The tournaments at Phoenix and Riviera were title fights. First Scottie Scheffler, Jon Rahm and Nick Taylor battled down the stretch at TPC Scottsdale — the former two for a chance to add to their borderline historic resumes and the latter for a life-changing victory. The following week at Riviera, Rahm tussled with Max Homa and Keith Mitchell. Homa and Rahm were going for their third win of the season (and Player of the Year driver’s seat) while Mitchell was vying for the biggest victory of his life.
Though Phoenix and Riviera were not substantially different in terms of field strength or perception than the year before, the Tour’s new mandate that all the top players play in the top 13 events solidified both of those events as big-time, big-ticket weeks.
The Honda Classic came down to Chris Kirk, who had not won in eight years, and Eric Cole, who was ranked No. 330 in the Official World Golf Rankings. Hardly heavyweights, but they were playing within the context of something bigger than themselves. No matter the players, that’s extremely compelling golf.
The PGA Tour has a uniformity problem. It, understandably, wants every event to be the same. It pushes for its tournaments to look similarly across nearly 50 weeks of the year.
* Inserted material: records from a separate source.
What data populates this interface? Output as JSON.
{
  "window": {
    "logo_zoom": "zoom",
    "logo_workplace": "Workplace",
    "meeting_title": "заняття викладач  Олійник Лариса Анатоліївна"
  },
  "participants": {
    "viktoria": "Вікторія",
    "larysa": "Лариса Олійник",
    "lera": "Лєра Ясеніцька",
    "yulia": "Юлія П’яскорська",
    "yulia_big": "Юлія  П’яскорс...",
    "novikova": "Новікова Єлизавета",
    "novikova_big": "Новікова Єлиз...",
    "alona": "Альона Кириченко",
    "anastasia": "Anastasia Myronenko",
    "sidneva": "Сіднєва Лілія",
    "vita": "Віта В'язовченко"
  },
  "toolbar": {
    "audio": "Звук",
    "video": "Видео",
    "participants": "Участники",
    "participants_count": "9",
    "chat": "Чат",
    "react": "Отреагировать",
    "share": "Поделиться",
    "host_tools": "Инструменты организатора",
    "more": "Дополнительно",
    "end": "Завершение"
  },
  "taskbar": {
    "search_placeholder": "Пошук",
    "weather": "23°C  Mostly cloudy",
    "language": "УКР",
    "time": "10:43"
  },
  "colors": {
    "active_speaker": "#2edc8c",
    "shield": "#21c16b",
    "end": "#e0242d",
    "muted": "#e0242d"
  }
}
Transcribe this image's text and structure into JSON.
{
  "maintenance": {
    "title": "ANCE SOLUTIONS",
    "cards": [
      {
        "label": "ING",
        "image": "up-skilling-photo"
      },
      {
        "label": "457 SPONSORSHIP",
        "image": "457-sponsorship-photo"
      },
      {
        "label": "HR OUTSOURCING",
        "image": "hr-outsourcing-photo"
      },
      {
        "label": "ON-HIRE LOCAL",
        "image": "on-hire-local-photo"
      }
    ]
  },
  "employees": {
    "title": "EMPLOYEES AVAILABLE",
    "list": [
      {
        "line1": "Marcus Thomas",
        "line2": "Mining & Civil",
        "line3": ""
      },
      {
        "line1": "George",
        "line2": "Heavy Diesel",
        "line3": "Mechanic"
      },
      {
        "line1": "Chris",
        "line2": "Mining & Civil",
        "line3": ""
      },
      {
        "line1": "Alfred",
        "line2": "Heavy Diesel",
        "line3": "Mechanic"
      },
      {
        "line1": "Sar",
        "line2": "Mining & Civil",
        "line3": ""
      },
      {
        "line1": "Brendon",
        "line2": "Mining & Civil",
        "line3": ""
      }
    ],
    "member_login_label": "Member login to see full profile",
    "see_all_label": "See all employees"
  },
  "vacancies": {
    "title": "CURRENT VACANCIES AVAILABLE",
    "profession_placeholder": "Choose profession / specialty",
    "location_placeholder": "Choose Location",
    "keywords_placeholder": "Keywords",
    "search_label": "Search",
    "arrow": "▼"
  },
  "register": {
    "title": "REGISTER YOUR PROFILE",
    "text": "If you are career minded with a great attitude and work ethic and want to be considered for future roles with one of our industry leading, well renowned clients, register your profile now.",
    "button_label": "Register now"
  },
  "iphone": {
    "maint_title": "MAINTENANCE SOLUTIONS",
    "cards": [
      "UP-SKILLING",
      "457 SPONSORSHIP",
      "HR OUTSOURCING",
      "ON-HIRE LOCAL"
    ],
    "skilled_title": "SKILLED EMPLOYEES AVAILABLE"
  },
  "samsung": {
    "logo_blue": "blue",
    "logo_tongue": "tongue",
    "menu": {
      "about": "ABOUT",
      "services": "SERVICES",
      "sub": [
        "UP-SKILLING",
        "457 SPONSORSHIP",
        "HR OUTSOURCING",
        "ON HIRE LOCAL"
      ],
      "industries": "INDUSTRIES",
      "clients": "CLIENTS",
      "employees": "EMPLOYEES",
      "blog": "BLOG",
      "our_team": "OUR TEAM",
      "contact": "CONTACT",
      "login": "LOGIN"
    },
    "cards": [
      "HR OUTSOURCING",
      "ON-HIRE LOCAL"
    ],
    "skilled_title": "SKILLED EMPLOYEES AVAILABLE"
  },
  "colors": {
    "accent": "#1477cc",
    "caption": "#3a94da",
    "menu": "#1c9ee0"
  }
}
This has massive (and quite obvious) problems. Somewhat humorously, the emergence of LIV Golf has pushed the Tour’s members (i.e. the players) to attempt to solve them.
Though it is not explicit, the PGA Tour is now actually two tours: the 13 elevated events and everything else. This sounds like a bad thing, but it actually serves to contextualize the entire league. This reality, though implicit for now, does two very important things for the Tour.
One thing that the PGA Tour has sometimes lacked over the years is an identity for its tournaments. Sometimes Justin Thomas would win the Honda Classic. Sometimes Matt Jones would. You know what the Honda Classic is now? A launching pad for somebody’s career. You could argue that this has always been the case, but the reality is that events like the Honda have always been a mixed bag of big stars and others trying to make their way. Ironically (and I can’t believe I’m saying this), it seems as if completely removing all of the stars — because they are obligated to play in many other events — has helped the Honda and tournaments like it.
This may not be universally true. Is it good in the short term for the Tour’s TV contracts and partnerships with sponsors? Probably not. The Honda Classic rating won’t be very good, and Honda is leaving as a sponsor after this year anyway (possibly because of the fact that its field rating has dropped off the planet). However, in the long term, the Tour’s product is becoming better for the following reason.
Context is king
You know what the PGA Tour’s most important asset is? Major championships. The majors provide context for the PGA Tour and vice versa. In a meritocratic sport like golf, context is everything, and it’s why LIV has not thrived and likely won’t as a golf league. Now you’re starting to see a real through line. The Korn Ferry Tour feeds into the non-elevated events, which feed into the elevated events, which feed into the major championships. One provides context for the other. This is a good thing! The non-elevated events have an opportunity to become what everyone thought the Korn Ferry Tour could be.
Things are not perfect for the Tour. It needs to provide better clarity around how you move from a non-elevated event to an elevated event. That would bring even deeper context to tournaments like the Honda Classic. It needs to clean up its field qualification categories. It needs to fix its FedEx Cup points situation to perhaps mirror purse sizes. It needs to detail how its events are going to work in unison with each other. It probably needs to draw a sharper line differentiating between non-elevated and elevated events.
Again, there are downsides to all of this in the short term. But in the long term, it’s a great way to create a better product, which actually seems to be happening. Whether that’s because of LIV’s existence or the Tour’s own steps doesn’t much matter at this point. What does matter is that fans (especially the ones who pay the closest attention) are seemingly going to benefit from the improvement of the Tour’s overall product.